It is no wonder that Amanda takes her composting so seriously, as she relies on it to provide the fertility for her allotment veg. She uses it as a mulch layer on top of the soil, preferring not to dig it in and disturb the natural soil structure. Other vegan-organic growers use green-manures or mulches made from composted wood-chip, or straw, but Amanda prefers to make compost as she has a ready supply of garden ‘waste’ from her job.

pretty and practical: edible calendula flowers growing amongst vegetables

Amanda’s allotment is alive and bustling with vegetables – despite it being one of the worst years for gardening  anyone can ever remember. On the tour of her plot she showed us her greenhouse which has huge bunches of Pinot Noir grapes and a plump and wrinkled variety of tomato. She also showed us her wonderful runner beans, huge parsnip plants, multi-coloured sweetcorn and long blue squashes. All of these vegetables were nestled amongst vast colourful clumps of calendula, nasturtiums and feverfew. She grows flowers edible and otherwise amongst her vegetables to attract pollinating insects. She also has a wildlife area complete with small pond, hedgehog and toad houses, and a magpie bath. All of this she hopes will make her allotment more wildlife-friendly and attract natural predators to garden pests, which enables her to avoid using nasty products such as slug pellets.

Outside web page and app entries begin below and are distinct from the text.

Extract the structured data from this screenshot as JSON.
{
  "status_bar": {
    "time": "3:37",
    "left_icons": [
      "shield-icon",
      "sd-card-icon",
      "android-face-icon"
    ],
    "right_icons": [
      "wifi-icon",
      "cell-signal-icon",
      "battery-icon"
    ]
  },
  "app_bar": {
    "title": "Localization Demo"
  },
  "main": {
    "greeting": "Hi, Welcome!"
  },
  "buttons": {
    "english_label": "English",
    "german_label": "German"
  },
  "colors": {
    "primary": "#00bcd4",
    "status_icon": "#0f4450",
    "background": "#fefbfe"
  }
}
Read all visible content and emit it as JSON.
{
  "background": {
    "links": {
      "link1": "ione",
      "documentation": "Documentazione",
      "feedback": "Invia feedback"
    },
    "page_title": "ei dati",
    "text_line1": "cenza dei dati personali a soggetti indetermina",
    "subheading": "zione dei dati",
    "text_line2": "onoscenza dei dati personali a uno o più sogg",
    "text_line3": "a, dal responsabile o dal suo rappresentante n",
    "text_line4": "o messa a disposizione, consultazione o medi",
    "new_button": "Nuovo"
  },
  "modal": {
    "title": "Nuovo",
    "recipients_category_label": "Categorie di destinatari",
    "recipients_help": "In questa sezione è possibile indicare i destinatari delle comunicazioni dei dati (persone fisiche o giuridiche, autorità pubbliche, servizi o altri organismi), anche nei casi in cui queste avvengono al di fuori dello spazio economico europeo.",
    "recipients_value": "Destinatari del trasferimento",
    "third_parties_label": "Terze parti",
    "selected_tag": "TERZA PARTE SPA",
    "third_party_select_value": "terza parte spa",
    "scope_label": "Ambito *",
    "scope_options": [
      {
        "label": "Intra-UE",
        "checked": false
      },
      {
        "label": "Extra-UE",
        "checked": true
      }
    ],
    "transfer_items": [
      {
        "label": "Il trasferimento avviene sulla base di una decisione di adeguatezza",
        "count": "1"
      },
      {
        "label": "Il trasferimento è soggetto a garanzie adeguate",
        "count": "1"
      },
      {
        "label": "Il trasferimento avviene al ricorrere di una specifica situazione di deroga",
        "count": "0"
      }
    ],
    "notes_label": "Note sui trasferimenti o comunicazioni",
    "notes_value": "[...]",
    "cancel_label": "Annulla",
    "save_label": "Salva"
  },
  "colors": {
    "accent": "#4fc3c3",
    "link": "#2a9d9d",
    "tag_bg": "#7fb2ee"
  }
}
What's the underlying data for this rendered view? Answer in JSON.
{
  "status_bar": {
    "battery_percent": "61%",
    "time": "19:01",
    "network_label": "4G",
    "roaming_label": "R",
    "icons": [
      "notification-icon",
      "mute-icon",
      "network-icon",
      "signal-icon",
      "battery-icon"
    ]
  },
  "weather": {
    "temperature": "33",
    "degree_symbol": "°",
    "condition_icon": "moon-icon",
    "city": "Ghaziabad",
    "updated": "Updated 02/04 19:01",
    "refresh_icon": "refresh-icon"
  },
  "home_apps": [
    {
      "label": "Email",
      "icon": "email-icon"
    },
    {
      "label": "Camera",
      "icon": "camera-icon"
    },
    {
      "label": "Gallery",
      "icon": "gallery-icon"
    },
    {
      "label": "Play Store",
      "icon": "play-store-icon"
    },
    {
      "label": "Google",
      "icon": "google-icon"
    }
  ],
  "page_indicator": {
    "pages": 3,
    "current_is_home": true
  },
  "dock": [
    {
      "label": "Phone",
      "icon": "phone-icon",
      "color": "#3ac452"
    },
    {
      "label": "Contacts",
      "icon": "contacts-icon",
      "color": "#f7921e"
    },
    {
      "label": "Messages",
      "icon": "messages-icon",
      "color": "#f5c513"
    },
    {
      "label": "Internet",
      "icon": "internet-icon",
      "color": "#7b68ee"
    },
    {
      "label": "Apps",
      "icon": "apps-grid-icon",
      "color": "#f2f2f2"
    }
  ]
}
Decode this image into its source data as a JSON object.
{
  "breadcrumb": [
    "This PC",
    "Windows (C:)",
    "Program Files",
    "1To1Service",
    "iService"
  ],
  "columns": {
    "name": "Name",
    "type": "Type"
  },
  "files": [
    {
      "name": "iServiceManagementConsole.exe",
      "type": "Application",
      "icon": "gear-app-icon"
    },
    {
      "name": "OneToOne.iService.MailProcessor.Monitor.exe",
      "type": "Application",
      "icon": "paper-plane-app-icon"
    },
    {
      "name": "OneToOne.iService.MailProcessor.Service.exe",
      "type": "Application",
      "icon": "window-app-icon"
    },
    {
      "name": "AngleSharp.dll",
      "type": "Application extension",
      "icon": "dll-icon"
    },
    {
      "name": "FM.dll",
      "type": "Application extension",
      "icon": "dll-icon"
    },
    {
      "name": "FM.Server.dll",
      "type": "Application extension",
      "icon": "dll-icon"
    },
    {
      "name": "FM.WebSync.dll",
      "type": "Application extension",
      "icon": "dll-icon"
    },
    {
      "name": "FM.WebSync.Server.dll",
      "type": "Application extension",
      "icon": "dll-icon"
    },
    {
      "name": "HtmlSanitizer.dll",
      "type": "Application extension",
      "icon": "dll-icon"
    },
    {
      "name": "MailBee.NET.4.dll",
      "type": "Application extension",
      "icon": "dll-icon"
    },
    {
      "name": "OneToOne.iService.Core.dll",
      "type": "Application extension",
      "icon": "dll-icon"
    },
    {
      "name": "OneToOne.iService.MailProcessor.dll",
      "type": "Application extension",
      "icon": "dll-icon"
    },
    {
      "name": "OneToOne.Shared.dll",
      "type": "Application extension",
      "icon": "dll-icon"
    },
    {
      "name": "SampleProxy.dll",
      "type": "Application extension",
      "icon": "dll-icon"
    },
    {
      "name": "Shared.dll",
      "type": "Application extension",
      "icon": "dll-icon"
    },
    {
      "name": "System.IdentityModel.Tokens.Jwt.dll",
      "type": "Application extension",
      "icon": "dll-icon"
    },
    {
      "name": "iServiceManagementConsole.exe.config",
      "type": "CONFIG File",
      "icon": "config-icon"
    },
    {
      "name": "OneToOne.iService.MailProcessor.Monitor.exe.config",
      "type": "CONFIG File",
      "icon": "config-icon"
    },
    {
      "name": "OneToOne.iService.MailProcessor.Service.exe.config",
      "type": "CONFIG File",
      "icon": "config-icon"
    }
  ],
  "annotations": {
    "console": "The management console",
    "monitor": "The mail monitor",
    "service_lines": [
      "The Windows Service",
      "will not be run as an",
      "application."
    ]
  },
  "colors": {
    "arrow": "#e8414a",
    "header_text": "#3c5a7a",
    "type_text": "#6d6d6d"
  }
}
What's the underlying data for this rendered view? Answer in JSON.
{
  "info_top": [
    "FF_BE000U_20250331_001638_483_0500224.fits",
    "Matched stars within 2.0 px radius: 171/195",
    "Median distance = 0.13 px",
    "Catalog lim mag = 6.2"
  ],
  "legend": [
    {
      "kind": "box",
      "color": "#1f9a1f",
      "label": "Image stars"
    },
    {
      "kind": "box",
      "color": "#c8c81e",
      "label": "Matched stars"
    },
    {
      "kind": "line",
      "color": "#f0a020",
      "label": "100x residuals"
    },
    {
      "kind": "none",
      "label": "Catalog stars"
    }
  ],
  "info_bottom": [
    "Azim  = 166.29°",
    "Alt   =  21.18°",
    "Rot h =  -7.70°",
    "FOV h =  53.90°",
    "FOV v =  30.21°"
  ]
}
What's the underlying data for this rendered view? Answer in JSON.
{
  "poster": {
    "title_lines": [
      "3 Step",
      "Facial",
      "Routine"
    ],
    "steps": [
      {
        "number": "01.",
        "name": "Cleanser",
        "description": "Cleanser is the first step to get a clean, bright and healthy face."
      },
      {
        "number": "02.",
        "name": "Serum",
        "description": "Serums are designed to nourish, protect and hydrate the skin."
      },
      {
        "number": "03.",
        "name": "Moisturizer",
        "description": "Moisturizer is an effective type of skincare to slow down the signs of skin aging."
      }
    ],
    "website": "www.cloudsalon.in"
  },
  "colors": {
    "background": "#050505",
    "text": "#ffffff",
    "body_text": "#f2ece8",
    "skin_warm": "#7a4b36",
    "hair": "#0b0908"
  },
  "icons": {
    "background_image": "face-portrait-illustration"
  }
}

There are a few other vegan-organic growers in the UK, some just growing for themselves on small allotment plots such as Amanda, others feeding the masses with farm-scale plots, producing veg-boxes and selling at farmer’s markets or shops. To find out more about vegan-organic growing techniques, visit the Vegan-Organic Network’s website. Or visit a vegan-organic farm: Tolhurst Organics is one of the nearest, and it often has open days organised by the Vegan-Organic Network.